In the early days of WeWork, the two people most associated with the company were cofounders Adam Neumann and Miguel McKelvey. As they grew the brand, the pair was interviewed and photographed, together and separately, by numerous publications.
But when WeWork’s parent company filed paperwork on Wednesday to go public, the nine-year old startup appeared to be primarily a Neumann production.
McKelvey, the company’s chief culture officer, was mentioned only six times in the IPO prospectus. Neumann, the CEO, was mentioned well over 100 times. Neumann’s wife, Rebekah, was mentioned 20 times.
In addition to being a cash-burning enterprise facing a host of question marks around its business, The We Company is uniquely set up to be controlled by the Neumanns — a move that’s raising some eyebrows among governance experts.
In addition to her role as chief brand and impact officer, Rebekah Neumann is credited as a cofounder in the IPO prospectus. (She was previously called a founding partner.) The filing notes that she has been “a strategic thought partner to Adam since our founding.”
Together, the Neumann’s wield considerable control over WeWork, a structure that will continue after the company goes public.
For example, The We Company has chosen to create multiple classes of stock, giving Adam Neumann voting control over the company’s decisions. But in the event that Adam Neumann is “permanently disabled or deceased” in the 10 years following the IPO, Rebekah will form a committee with one or two board members to select a new person for the role. (The board consists of Neumann and six other non-employee directors who are all men.) If Rebekah is unable to serve in this capacity, the trustee acting on behalf the Neumann’s estate will serve in her capacity.
But giving succession plans to a spouse who has no role on the board, albeit with one or two board members, is unusual.
“There’s no accountability for both of them,” said Charles M. Elson, professor of corporate governance at the University of Delaware. “What if something happens between the two? And there’s nothing anyone can do about it.”
He added: “[It’s] concerning because how can a spouse be objective – that’s why you typically want independents to do it.”
Traditional governance practices are designed to protect investors. “You don’t want personal relationships to interfere with professional relationships,” he said. “It’s always considered a bad idea.”
The amount of control the Neumanns have over their soon-to-be public company is rare, although they’re not the first couple in tech who’ve done business together. Julia and Kevin Hartz cofounded ticketing platform Eventbrite, which went public in 2018; Flickr, the photo-sharing platform that sold to Yahoo, was started by then-couple Stewart Butterfield, who went on to found Slack, and Caterina Fake; and Medallia, a customer feedback company that went public in July, was started by married couple Borge Hald and Amy Pressman.

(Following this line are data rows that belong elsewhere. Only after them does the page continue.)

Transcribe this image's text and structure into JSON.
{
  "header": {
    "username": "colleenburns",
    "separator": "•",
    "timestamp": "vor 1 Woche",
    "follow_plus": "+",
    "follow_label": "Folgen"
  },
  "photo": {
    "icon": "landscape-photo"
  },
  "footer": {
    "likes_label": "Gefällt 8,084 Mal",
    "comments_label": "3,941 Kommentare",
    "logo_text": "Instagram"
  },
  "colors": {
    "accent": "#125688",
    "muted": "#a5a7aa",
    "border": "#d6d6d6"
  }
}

But the Neumann’s personal lives are entangled with their business in other ways, too. For instance, earlier this year, The Wall Street Journal reported Adam Neumann made millions of dollars in the process of leasing properties back to the company. It noted in the filing it has entered into lease agreements where other members of its board have also had “significant ownership interest” and may continue to do so in the future. It stated these types of transactions “present potential for conflicts of interest.”

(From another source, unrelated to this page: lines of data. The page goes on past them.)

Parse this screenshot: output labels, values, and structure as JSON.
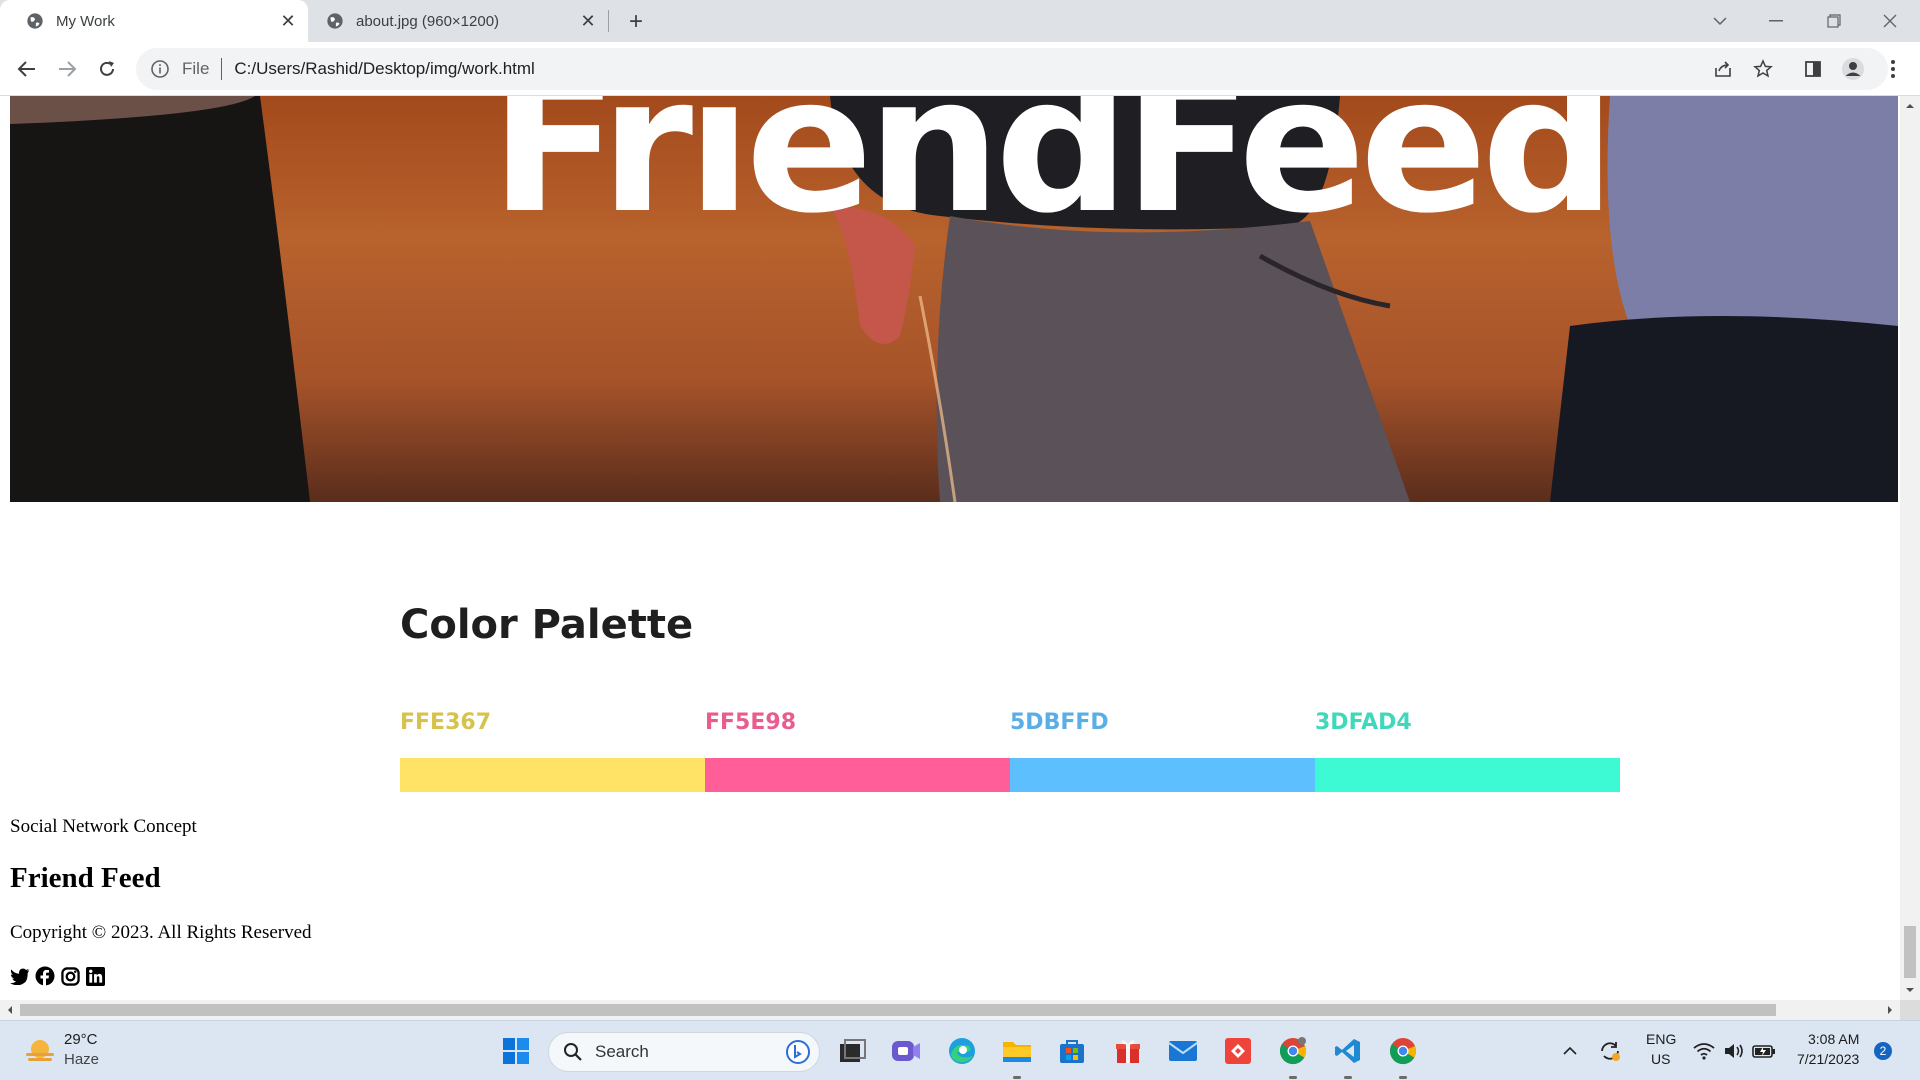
{
  "browser": {
    "tabs": [
      {
        "title": "My Work",
        "active": true
      },
      {
        "title": "about.jpg (960×1200)",
        "active": false
      }
    ],
    "address": {
      "scheme_label": "File",
      "url": "C:/Users/Rashid/Desktop/img/work.html"
    }
  },
  "page": {
    "hero_title": "FriendFeed",
    "palette": {
      "heading": "Color Palette",
      "swatches": [
        {
          "code": "FFE367",
          "color": "#FFE367",
          "label_color": "#d8c24e"
        },
        {
          "code": "FF5E98",
          "color": "#FF5E98",
          "label_color": "#e85d8f"
        },
        {
          "code": "5DBFFD",
          "color": "#5DBFFD",
          "label_color": "#5aaee6"
        },
        {
          "code": "3DFAD4",
          "color": "#3DFAD4",
          "label_color": "#3fd8bb"
        }
      ]
    },
    "footer": {
      "concept": "Social Network Concept",
      "title": "Friend Feed",
      "copyright": "Copyright © 2023. All Rights Reserved",
      "social_icons": [
        "twitter-icon",
        "facebook-icon",
        "instagram-icon",
        "linkedin-icon"
      ]
    }
  },
  "taskbar": {
    "weather": {
      "temp": "29°C",
      "condition": "Haze"
    },
    "search_label": "Search",
    "language": {
      "line1": "ENG",
      "line2": "US"
    },
    "clock": {
      "time": "3:08 AM",
      "date": "7/21/2023"
    },
    "notification_count": "2"
  }
}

There are five pages in the filing detailing “relationships and transactions” with Adam Neumann, including that he has taken out millions of dollars in personal loans against his holdings in the company. Three other executives are also listed as having taken out loans against the company.

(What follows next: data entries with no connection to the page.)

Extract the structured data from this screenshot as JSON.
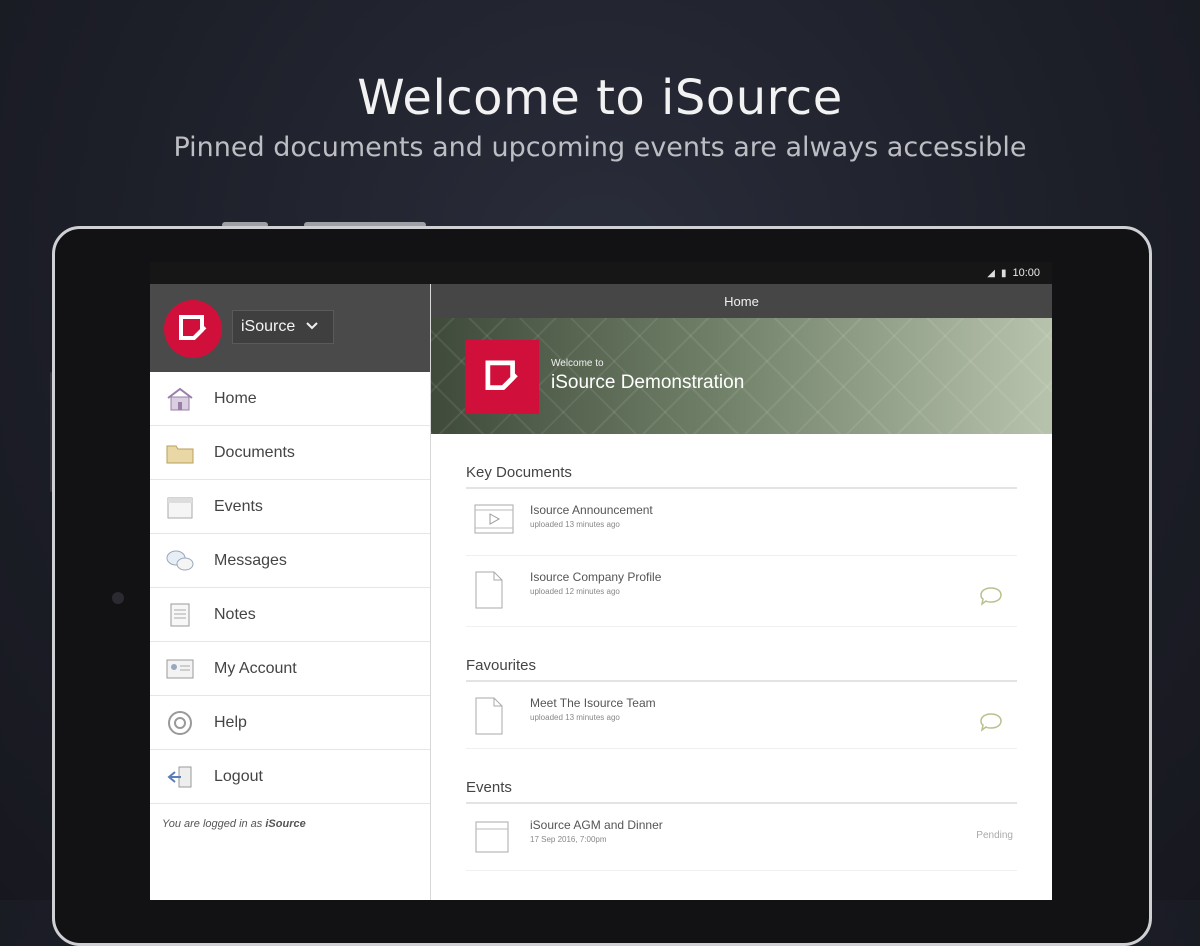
{
  "promo": {
    "title": "Welcome to iSource",
    "subtitle": "Pinned documents and upcoming events are always accessible"
  },
  "status_bar": {
    "time": "10:00"
  },
  "sidebar": {
    "org_selector": "iSource",
    "items": [
      {
        "label": "Home",
        "icon": "home-icon"
      },
      {
        "label": "Documents",
        "icon": "folder-icon"
      },
      {
        "label": "Events",
        "icon": "calendar-icon"
      },
      {
        "label": "Messages",
        "icon": "chat-bubbles-icon"
      },
      {
        "label": "Notes",
        "icon": "notes-icon"
      },
      {
        "label": "My Account",
        "icon": "account-card-icon"
      },
      {
        "label": "Help",
        "icon": "lifebuoy-icon"
      },
      {
        "label": "Logout",
        "icon": "logout-icon"
      }
    ],
    "logged_in_prefix": "You are logged in as",
    "logged_in_user": "iSource"
  },
  "main": {
    "topbar_title": "Home",
    "banner": {
      "welcome": "Welcome to",
      "org_name": "iSource Demonstration"
    },
    "key_documents": {
      "title": "Key Documents",
      "items": [
        {
          "title": "Isource Announcement",
          "meta": "uploaded 13 minutes ago",
          "icon": "video-icon"
        },
        {
          "title": "Isource Company Profile",
          "meta": "uploaded 12 minutes ago",
          "icon": "document-icon"
        }
      ]
    },
    "favourites": {
      "title": "Favourites",
      "items": [
        {
          "title": "Meet The Isource Team",
          "meta": "uploaded 13 minutes ago",
          "icon": "document-icon"
        }
      ]
    },
    "events": {
      "title": "Events",
      "items": [
        {
          "title": "iSource AGM and Dinner",
          "meta": "17 Sep 2016, 7:00pm",
          "status": "Pending"
        }
      ]
    }
  },
  "colors": {
    "brand_red": "#d0103a",
    "header_gray": "#4a4a4a"
  }
}
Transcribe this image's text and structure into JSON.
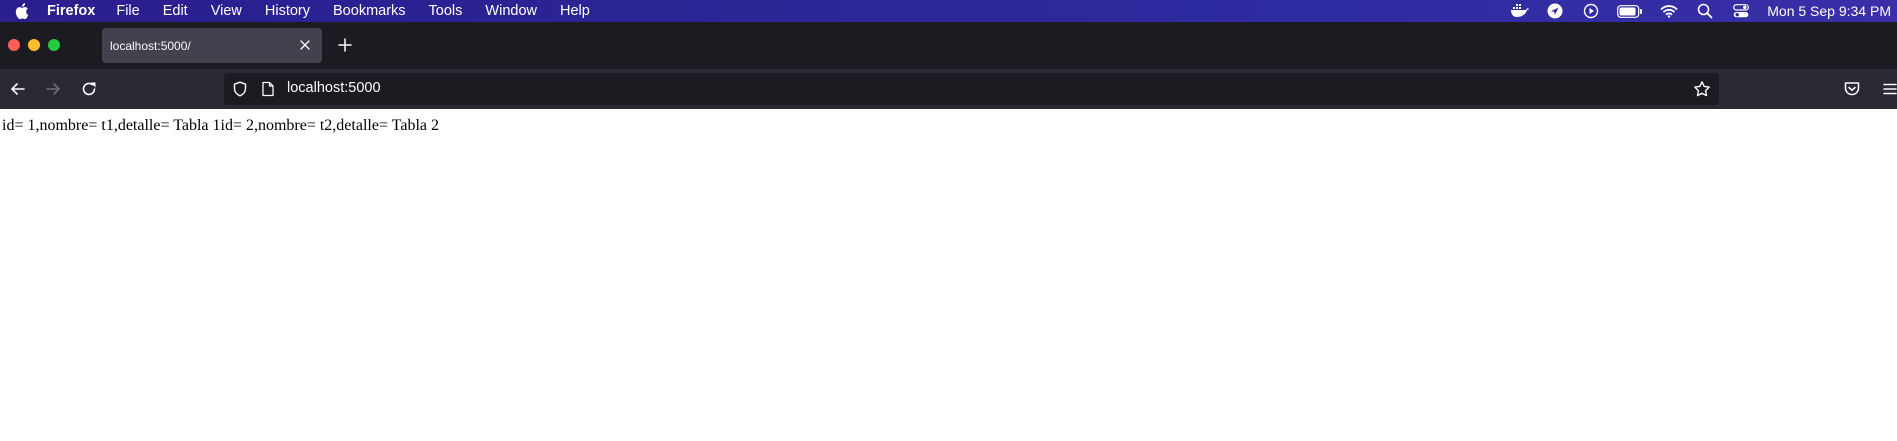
{
  "menubar": {
    "app_name": "Firefox",
    "items": [
      "File",
      "Edit",
      "View",
      "History",
      "Bookmarks",
      "Tools",
      "Window",
      "Help"
    ],
    "clock": "Mon 5 Sep  9:34 PM",
    "status_icons": [
      "docker-icon",
      "location-icon",
      "play-icon",
      "battery-icon",
      "wifi-icon",
      "spotlight-icon",
      "control-center-icon"
    ]
  },
  "tabs": [
    {
      "title": "localhost:5000/"
    }
  ],
  "toolbar": {
    "url": "localhost:5000"
  },
  "page": {
    "text": "id= 1,nombre= t1,detalle= Tabla 1id= 2,nombre= t2,detalle= Tabla 2"
  },
  "colors": {
    "menubar": "#2b2596",
    "tabstrip": "#1c1b22",
    "active_tab": "#42414d",
    "navbar": "#2b2a33",
    "urlbar": "#1c1b22"
  }
}
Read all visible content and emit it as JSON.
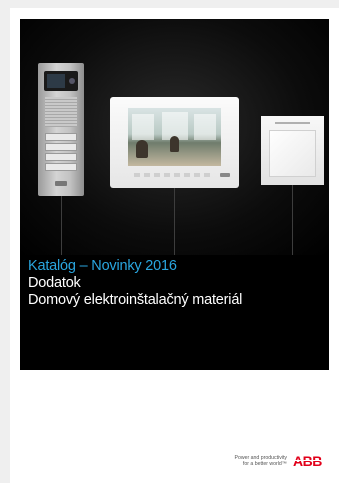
{
  "cover": {
    "title": "Katalóg – Novinky 2016",
    "subtitle": "Dodatok",
    "description": "Domový elektroinštalačný materiál",
    "title_color": "#2aa6df",
    "panel_color": "#000000"
  },
  "images": {
    "door_station": "door-station-product",
    "indoor_monitor": "indoor-video-monitor-product",
    "switch": "light-switch-product"
  },
  "footer": {
    "tagline_line1": "Power and productivity",
    "tagline_line2": "for a better world™",
    "logo_text": "ABB",
    "logo_color": "#e2001a"
  }
}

The filing also notes that one of Adam’s immediate family members currently serves as the head of The We Company’s wellness offering and receives less than $200,000 per year in the role.
The other, other cofounder
Rebekah Neumann, who majored in Buddhism and business while at Cornell University, said in a 2016 interview with fashion and lifestyle site Coveteur she is responsible for the “messaging, the mission, the values.”
“Before meeting my husband, I had finished a one month yoga teacher training,’” she said. “I’ve been studying spirituality all my life, and my focus was really on how we merge our passions with serving other people.”
That jived with her eventual husband and McKelvey who had their own experiences with community: Adam grew up on a collectively-owned and run community, known as a kibbutz, in Israel. McKelvey, who was raised in Oregon, lived on a sort-of commune started by five women and their children.
At The We Company, she heads up its foray into education, WeGrow — a “conscious entrepreneurial” school. When the Neumanns started to have kids, Rebekah — now a mother of five — said it became evident how important it is to teach these values at a young age. It inspired them to start WeGrow.
“Working with my husband is the biggest perk of the job,” she said in the Coveteur interview. “There is no separation between work and life. So the fact that everything is seamless and integrated has been awesome. It’s been amazing for us, for our kids, and also for our relationship because we’re always pushing each other both personally and professionally. Those divisions between work and life don’t exist anymore.”
According to Jesse Fried, a professor of law at Harvard Law School who is an expert on corporate governance and executive compensation, having a couple within its C-suite could be the least of its problems.
“[It] could be a plus or a minus. If it’s a minus, it pales in comparison to the other risks,” he said. “From investors’ perspective, WeWork is associated with many business and governance risks.”
But, put simply: It’s the Neumann’s world and other stockholders will just be living in it.